The defiance of Gaza’s armed struggle bombards the senses in the city streets.
Shrieks of outgoing rockets from downtown launch pads receive an encore of whistling youths, honking horns and celebratory calls of “God is Great” from mosque loudspeakers.
Martial songs blare “Strike Tel Aviv!” from one of the few cars daring to chance the roads.
But fatalism rather than triumphalism defines Gazans’ reaction to the Israeli air assault that began on Wednesday, and a feeling that no matter how deep the pain, their experience is not without precedent and will not soon end.
A man was executed in the street this week accused of spying for Israel. Hamas has warned that price-gougers trying to exploit the coming shortages of food and medicine will be dealt with harshly. Hardship is neither new nor shocking.
Gaza has seen it all before. The last Gaza war, a lopsided three-week-long Israeli air blitz and ground invasion in 2008-2009, left more than 1,400 Palestinians dead, mostly civilians. Israel lost 13 killed.
Whole city districts were flattened by giant Israeli army bulldozers clearing a firebase for invasion troops and tanks. Factories were destroyed, concrete houses were pancaked, with their dismal owners cooking over campfires in the ruins.
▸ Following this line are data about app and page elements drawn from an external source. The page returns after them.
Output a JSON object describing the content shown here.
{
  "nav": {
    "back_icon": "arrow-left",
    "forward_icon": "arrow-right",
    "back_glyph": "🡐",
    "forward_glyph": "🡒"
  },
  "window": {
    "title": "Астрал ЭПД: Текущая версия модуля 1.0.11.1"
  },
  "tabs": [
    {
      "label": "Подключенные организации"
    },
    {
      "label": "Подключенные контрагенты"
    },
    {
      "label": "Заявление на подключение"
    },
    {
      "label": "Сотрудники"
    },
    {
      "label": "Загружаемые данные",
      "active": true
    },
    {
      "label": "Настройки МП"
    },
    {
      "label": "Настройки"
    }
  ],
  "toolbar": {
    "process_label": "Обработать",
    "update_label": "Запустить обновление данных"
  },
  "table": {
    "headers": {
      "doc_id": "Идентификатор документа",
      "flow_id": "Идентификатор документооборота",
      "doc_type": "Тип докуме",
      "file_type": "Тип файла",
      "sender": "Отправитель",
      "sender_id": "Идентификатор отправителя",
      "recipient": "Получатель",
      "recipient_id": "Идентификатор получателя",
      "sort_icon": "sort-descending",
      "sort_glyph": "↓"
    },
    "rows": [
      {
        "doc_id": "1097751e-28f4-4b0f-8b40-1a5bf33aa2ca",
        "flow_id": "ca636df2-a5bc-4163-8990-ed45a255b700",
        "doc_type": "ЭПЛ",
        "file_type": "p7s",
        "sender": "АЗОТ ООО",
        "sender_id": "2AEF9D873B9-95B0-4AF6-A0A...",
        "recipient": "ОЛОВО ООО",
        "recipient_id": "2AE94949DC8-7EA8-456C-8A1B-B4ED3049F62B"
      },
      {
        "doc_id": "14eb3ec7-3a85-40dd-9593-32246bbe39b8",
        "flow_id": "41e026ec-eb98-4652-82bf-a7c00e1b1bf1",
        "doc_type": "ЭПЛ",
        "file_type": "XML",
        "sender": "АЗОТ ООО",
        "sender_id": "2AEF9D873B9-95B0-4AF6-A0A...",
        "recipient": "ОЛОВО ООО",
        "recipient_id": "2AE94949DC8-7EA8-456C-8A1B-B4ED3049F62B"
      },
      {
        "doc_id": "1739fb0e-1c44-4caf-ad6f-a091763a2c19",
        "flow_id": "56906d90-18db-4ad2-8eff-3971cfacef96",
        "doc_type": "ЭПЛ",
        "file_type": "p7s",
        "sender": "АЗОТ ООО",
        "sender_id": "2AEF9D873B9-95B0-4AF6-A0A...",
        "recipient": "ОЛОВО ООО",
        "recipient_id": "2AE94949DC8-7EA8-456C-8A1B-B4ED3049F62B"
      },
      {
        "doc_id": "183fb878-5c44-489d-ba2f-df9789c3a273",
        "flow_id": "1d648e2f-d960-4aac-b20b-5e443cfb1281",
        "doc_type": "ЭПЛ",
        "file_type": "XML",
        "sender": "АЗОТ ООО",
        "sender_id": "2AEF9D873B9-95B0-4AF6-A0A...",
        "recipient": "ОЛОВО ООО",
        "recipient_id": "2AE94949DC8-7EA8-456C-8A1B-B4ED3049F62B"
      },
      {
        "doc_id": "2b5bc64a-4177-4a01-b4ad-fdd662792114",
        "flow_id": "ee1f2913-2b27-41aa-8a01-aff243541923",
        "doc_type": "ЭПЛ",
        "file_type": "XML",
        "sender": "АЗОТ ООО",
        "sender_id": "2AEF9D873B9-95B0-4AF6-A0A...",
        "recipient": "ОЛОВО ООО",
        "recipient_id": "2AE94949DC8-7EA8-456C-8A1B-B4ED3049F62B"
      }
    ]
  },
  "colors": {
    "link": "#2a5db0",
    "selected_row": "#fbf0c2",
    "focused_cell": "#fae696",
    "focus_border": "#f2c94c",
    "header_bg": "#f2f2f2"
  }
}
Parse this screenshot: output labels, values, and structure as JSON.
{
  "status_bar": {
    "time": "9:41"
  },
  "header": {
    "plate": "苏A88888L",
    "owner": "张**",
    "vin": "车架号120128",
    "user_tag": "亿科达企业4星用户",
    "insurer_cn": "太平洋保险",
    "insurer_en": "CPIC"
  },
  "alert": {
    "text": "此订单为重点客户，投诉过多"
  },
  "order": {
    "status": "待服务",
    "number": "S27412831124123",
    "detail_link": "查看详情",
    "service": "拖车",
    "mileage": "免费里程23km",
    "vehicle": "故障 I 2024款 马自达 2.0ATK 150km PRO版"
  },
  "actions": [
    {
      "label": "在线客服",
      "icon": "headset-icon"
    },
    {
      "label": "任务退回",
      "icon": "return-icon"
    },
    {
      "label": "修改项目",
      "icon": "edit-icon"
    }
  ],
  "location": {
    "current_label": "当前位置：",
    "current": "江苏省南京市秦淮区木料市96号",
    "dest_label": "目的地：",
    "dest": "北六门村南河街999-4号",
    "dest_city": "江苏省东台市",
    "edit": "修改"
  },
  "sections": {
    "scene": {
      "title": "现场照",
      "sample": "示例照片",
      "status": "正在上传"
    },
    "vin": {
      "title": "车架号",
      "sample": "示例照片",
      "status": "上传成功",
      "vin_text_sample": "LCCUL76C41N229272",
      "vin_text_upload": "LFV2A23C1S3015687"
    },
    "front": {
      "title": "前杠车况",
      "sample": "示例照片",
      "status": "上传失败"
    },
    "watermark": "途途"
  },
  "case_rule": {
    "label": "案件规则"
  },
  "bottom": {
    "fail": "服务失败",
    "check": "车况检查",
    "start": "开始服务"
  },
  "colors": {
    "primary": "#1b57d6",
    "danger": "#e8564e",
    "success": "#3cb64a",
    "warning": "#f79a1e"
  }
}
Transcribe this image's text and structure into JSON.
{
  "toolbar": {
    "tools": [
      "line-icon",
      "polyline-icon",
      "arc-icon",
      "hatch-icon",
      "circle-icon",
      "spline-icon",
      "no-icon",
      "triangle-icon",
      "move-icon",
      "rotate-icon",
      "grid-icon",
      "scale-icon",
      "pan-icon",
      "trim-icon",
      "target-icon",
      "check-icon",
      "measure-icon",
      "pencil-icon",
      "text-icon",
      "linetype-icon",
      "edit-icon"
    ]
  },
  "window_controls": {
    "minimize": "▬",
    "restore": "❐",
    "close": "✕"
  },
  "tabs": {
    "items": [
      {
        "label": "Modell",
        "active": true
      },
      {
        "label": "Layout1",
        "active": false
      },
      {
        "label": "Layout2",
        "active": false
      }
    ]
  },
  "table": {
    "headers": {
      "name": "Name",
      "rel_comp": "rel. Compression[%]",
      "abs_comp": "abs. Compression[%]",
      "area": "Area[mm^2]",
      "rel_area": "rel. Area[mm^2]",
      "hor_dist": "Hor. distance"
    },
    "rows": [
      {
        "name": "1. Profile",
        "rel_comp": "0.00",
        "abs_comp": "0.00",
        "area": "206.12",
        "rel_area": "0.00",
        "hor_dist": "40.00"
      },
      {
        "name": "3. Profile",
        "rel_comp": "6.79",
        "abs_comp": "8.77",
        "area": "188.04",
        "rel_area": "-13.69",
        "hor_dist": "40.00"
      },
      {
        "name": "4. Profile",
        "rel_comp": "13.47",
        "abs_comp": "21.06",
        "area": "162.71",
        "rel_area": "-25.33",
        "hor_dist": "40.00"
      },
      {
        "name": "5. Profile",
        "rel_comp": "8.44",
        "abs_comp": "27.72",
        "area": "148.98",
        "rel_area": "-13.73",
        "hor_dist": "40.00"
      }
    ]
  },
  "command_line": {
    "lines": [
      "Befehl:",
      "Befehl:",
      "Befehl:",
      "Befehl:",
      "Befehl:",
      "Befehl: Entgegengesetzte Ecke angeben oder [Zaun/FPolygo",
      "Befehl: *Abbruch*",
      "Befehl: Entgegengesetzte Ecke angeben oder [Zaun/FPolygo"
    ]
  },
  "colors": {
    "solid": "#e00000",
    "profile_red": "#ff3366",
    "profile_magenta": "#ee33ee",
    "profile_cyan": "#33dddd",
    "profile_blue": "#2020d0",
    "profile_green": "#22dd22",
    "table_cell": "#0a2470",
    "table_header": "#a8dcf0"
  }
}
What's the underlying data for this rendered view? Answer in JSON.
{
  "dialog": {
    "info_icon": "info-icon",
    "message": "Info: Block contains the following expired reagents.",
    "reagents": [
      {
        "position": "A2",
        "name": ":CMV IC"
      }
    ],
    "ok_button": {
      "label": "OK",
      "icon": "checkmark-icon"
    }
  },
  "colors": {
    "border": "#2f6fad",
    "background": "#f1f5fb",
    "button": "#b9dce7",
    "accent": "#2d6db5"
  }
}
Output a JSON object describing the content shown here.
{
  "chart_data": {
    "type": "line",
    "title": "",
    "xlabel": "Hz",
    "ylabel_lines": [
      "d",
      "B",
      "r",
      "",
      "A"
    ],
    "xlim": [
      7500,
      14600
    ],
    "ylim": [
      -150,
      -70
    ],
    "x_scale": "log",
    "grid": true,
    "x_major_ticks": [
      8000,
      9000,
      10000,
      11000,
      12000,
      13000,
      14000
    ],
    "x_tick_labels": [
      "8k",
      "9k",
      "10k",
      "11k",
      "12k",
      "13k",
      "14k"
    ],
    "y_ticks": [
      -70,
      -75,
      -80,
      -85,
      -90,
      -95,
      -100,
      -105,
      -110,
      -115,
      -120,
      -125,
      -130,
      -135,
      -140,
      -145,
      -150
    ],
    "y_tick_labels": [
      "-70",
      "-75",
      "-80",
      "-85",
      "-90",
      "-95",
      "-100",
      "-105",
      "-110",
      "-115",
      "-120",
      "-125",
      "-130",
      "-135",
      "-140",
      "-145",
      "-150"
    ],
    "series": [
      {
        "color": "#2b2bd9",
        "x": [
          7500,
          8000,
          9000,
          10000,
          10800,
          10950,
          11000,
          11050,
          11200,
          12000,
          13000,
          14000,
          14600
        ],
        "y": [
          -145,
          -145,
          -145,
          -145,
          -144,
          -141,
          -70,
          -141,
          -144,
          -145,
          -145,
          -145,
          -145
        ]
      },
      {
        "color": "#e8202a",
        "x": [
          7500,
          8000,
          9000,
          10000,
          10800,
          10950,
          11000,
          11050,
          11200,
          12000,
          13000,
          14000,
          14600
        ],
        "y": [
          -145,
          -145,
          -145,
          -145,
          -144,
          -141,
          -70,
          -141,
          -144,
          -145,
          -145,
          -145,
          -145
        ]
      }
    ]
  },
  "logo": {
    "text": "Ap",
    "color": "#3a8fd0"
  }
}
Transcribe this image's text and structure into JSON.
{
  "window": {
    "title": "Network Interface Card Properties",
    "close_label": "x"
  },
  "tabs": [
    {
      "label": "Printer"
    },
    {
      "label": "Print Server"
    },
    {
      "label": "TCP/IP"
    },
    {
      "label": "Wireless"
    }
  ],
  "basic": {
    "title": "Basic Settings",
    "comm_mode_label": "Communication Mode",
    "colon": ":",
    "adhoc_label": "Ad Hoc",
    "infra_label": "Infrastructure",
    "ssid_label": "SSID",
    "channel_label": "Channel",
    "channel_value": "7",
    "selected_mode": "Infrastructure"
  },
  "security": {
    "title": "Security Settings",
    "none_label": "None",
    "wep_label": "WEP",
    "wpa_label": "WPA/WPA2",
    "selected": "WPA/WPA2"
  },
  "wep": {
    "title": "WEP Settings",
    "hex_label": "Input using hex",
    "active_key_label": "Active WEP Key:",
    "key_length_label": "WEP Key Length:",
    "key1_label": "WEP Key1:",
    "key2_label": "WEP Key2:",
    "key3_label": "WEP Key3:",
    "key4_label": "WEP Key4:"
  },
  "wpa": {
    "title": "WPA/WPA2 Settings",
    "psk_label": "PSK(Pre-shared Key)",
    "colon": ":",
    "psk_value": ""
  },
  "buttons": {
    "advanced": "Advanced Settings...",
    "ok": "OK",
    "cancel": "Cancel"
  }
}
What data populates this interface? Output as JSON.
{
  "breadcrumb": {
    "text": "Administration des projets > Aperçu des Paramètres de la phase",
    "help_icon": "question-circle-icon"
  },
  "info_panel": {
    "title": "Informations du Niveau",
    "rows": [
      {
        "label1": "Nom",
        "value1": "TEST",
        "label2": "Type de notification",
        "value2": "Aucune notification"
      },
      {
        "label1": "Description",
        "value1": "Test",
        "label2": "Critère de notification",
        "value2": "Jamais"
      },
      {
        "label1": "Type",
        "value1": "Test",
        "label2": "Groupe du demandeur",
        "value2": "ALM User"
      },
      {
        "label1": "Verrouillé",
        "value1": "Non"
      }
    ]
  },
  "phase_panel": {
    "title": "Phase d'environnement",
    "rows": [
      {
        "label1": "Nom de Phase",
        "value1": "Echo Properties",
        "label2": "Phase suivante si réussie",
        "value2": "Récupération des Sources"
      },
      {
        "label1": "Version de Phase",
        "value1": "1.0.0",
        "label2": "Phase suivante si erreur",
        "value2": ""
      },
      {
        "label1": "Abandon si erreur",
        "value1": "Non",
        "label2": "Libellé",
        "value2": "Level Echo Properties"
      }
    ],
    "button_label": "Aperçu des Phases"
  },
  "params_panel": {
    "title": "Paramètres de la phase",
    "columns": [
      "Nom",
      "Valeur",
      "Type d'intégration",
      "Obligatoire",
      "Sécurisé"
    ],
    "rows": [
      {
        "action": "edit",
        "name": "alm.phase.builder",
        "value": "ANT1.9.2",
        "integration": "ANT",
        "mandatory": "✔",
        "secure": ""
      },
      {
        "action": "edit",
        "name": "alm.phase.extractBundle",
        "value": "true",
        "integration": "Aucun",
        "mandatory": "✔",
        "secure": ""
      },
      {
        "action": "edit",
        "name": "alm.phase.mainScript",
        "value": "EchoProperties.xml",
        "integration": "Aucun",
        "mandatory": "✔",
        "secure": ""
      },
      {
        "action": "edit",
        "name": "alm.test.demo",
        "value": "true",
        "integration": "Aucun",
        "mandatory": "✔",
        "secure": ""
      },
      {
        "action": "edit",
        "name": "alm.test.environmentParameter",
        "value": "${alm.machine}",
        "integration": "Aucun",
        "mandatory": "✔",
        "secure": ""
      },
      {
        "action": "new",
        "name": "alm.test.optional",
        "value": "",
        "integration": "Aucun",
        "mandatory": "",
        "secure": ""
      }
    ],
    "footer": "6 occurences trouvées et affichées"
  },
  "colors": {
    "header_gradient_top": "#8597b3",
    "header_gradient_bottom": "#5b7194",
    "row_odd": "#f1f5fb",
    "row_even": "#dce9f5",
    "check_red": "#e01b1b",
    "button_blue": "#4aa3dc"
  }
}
In such situations, the need for food and shelter is paramount, and Gaza’s Islamist Hamas authorities know it.